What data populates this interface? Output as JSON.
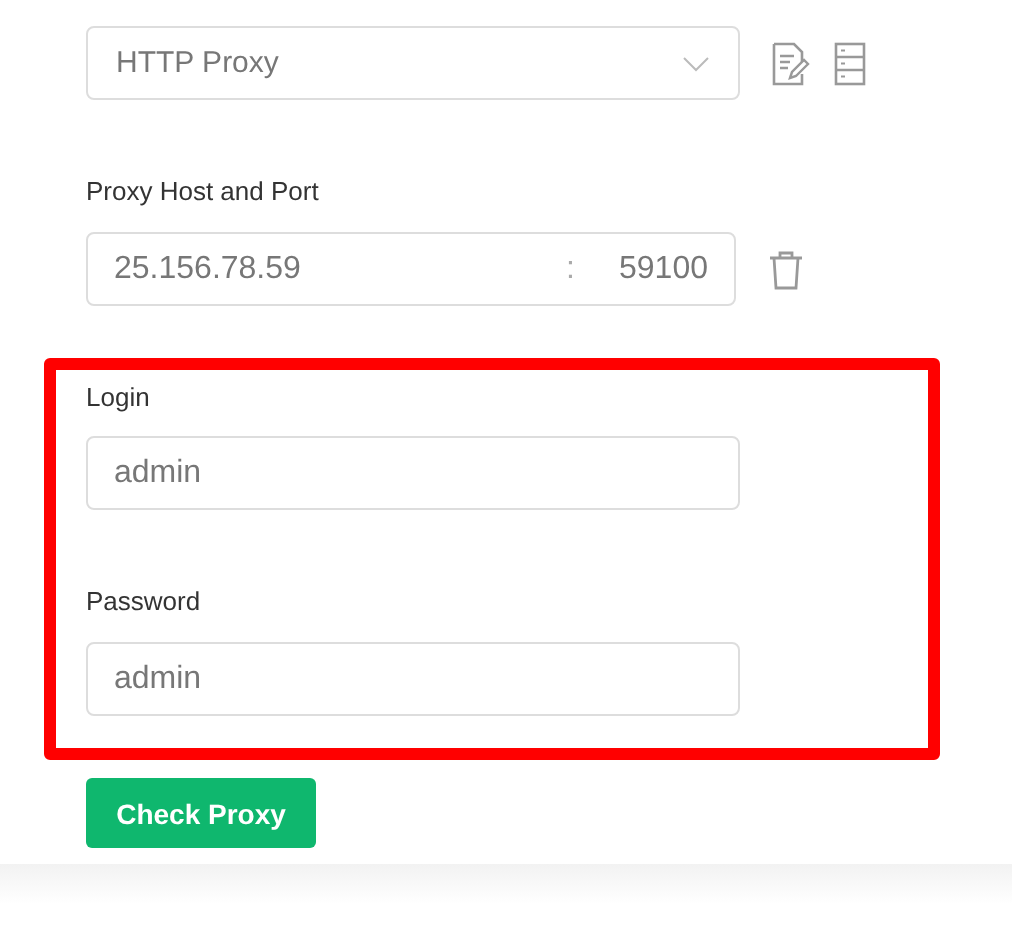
{
  "proxy_type": {
    "value": "HTTP Proxy"
  },
  "host": {
    "label": "Proxy Host and Port",
    "address": "25.156.78.59",
    "separator": ":",
    "port": "59100"
  },
  "credentials": [
    {
      "label": "Login",
      "value": "admin"
    },
    {
      "label": "Password",
      "value": "admin"
    }
  ],
  "button": "Check Proxy"
}
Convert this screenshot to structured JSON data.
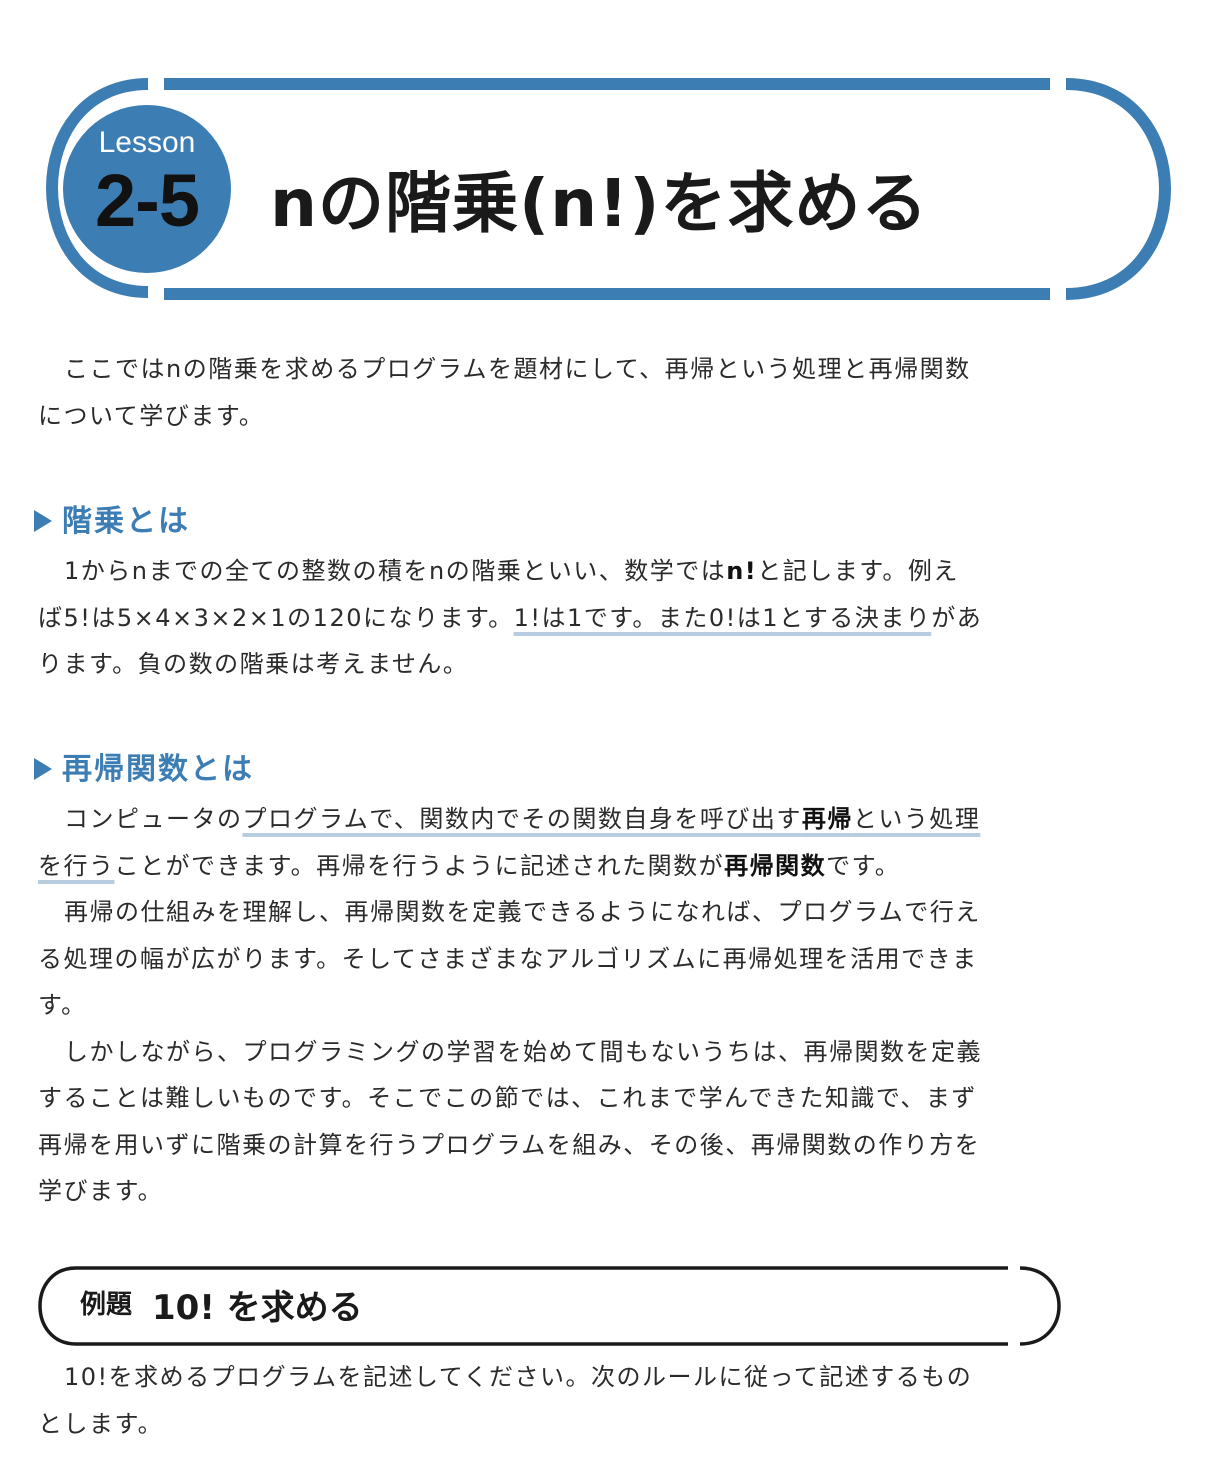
{
  "lesson": {
    "label": "Lesson",
    "number": "2-5",
    "title": "nの階乗(n!)を求める"
  },
  "intro": {
    "line1": "ここではnの階乗を求めるプログラムを題材にして、再帰という処理と再帰関数",
    "line2": "について学びます。"
  },
  "section_factorial": {
    "heading": "階乗とは",
    "l1_a": "1からnまでの全ての整数の積をnの階乗といい、数学では",
    "l1_b": "n!",
    "l1_c": "と記します。例え",
    "l2_a": "ば5!は5×4×3×2×1の120になります。",
    "l2_b": "1!は1です。また0!は1とする決まり",
    "l2_c": "があ",
    "l3": "ります。負の数の階乗は考えません。"
  },
  "section_recursion": {
    "heading": "再帰関数とは",
    "p1_l1_a": "コンピュータの",
    "p1_l1_b": "プログラムで、関数内でその関数自身を呼び出す",
    "p1_l1_c": "再帰",
    "p1_l1_d": "という処理",
    "p1_l2_a": "を行う",
    "p1_l2_b": "ことができます。再帰を行うように記述された関数が",
    "p1_l2_c": "再帰関数",
    "p1_l2_d": "です。",
    "p2_l1": "再帰の仕組みを理解し、再帰関数を定義できるようになれば、プログラムで行え",
    "p2_l2": "る処理の幅が広がります。そしてさまざまなアルゴリズムに再帰処理を活用できま",
    "p2_l3": "す。",
    "p3_l1": "しかしながら、プログラミングの学習を始めて間もないうちは、再帰関数を定義",
    "p3_l2": "することは難しいものです。そこでこの節では、これまで学んできた知識で、まず",
    "p3_l3": "再帰を用いずに階乗の計算を行うプログラムを組み、その後、再帰関数の作り方を",
    "p3_l4": "学びます。"
  },
  "example": {
    "label": "例題",
    "title": "10! を求める",
    "line1": "10!を求めるプログラムを記述してください。次のルールに従って記述するもの",
    "line2": "とします。"
  },
  "colors": {
    "accent": "#3c7eb4",
    "highlight_underline": "#b9cde0",
    "text": "#2b2b2b"
  }
}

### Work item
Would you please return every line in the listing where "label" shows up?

### Finished exercise
    "label": "Proxy Host and Port",
      "label": "Login",
      "label": "Password",
    "label": "Lesson",
    "label": "例題",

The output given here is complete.